Start of Excerpted records

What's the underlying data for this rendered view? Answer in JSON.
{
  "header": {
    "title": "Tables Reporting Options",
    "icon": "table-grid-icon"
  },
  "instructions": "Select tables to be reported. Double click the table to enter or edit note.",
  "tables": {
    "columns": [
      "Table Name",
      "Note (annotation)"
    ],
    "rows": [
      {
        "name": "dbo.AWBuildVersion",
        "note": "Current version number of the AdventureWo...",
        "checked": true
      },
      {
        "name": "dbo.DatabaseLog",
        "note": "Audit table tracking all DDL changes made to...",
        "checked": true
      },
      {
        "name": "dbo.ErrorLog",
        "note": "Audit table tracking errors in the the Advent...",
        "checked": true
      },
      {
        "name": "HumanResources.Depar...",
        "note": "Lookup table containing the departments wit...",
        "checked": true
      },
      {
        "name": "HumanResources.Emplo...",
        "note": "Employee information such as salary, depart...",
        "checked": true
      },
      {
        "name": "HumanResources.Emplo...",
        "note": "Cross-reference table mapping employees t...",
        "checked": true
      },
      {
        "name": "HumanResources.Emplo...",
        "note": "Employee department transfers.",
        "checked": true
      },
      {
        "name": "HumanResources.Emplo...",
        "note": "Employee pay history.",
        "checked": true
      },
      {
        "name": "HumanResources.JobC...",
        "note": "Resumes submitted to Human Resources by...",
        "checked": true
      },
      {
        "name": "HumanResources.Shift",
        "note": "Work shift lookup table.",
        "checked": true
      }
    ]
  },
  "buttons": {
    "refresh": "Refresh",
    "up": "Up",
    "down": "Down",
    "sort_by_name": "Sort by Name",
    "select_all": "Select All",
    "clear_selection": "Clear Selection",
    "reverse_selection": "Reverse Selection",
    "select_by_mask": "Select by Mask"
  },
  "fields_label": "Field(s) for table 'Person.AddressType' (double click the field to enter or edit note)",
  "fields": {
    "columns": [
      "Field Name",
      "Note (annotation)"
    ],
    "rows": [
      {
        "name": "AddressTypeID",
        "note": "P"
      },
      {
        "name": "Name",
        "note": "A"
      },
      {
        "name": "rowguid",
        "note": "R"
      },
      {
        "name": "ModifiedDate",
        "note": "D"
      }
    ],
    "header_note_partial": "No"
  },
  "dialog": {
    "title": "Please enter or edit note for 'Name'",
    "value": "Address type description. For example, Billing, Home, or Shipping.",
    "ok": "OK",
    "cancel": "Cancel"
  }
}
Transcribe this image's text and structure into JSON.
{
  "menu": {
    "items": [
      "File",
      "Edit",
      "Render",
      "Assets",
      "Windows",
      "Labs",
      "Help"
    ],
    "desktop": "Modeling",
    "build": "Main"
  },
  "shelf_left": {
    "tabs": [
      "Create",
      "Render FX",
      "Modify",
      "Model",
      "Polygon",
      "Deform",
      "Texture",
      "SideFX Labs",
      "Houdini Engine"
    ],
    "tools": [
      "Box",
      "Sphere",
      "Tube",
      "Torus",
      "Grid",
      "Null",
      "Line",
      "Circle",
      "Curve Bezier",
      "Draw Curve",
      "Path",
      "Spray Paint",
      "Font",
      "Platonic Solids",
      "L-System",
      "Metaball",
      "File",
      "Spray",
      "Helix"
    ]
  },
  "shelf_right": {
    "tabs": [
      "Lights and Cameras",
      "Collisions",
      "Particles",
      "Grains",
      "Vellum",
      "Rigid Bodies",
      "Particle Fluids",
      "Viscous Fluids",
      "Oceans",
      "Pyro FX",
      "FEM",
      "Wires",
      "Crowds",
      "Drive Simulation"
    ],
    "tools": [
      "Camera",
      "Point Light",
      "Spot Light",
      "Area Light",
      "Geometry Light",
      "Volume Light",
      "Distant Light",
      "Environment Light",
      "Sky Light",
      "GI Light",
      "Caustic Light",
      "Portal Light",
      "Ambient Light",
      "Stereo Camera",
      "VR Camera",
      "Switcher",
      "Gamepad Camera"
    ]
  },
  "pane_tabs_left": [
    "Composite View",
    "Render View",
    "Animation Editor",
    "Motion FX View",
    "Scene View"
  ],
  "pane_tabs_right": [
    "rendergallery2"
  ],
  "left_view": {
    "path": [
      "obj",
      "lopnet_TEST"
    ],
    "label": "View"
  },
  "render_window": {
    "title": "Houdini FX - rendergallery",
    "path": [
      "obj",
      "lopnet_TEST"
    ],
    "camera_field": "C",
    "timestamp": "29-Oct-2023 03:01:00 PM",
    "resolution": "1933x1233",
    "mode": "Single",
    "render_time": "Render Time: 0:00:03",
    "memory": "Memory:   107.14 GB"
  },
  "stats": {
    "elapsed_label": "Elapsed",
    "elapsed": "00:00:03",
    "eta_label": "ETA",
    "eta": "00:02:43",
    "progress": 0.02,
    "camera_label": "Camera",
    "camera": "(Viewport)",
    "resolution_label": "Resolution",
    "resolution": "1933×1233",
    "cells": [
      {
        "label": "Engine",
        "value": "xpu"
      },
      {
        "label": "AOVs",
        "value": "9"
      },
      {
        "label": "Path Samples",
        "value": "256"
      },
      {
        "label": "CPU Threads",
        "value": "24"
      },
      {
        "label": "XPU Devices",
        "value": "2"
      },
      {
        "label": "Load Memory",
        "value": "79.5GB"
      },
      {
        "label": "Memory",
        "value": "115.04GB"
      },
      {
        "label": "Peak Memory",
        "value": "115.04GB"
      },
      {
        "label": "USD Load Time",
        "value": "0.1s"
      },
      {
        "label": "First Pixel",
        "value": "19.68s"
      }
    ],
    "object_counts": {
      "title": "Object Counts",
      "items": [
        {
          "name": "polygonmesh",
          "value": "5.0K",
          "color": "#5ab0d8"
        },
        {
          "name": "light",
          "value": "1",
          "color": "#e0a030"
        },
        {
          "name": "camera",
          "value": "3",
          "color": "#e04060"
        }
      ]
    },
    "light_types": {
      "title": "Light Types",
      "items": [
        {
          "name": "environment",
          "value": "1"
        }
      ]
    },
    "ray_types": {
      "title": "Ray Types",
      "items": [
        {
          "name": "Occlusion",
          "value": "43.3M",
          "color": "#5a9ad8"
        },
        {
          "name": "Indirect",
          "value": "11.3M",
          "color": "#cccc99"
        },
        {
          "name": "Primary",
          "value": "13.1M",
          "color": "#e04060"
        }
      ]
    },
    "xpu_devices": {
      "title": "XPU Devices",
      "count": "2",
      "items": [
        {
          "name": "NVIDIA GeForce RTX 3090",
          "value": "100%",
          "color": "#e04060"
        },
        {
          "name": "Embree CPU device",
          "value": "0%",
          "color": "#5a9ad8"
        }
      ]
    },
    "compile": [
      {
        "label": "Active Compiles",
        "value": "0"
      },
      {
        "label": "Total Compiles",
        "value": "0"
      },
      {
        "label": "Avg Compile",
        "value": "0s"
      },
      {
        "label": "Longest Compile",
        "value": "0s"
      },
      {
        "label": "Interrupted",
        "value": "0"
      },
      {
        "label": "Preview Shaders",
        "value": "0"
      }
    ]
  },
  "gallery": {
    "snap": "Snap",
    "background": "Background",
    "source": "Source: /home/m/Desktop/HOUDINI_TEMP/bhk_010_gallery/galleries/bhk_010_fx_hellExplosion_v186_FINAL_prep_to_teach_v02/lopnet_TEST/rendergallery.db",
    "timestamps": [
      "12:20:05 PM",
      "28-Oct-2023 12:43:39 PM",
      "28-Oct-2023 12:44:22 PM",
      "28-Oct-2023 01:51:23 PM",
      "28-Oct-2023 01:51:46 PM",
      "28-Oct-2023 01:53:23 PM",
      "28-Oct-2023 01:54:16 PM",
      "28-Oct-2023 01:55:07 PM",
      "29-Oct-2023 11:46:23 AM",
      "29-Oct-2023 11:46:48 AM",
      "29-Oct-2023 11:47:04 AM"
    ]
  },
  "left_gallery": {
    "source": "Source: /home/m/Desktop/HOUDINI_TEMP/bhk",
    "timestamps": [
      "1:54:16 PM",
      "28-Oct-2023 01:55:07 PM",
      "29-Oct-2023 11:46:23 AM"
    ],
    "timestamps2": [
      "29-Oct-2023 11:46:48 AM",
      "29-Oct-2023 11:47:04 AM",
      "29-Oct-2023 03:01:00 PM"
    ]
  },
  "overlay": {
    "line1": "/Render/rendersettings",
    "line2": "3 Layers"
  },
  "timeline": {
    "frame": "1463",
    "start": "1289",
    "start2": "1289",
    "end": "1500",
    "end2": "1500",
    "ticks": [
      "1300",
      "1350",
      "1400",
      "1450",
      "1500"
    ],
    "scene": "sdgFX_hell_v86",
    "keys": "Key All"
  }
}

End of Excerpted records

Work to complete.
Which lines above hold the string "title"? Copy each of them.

Solution for this problem.
    "title": "Tables Reporting Options",
    "title": "Please enter or edit note for 'Name'",
    "title": "Houdini FX - rendergallery",
      "title": "Object Counts",
      "title": "Light Types",
      "title": "Ray Types",
      "title": "XPU Devices",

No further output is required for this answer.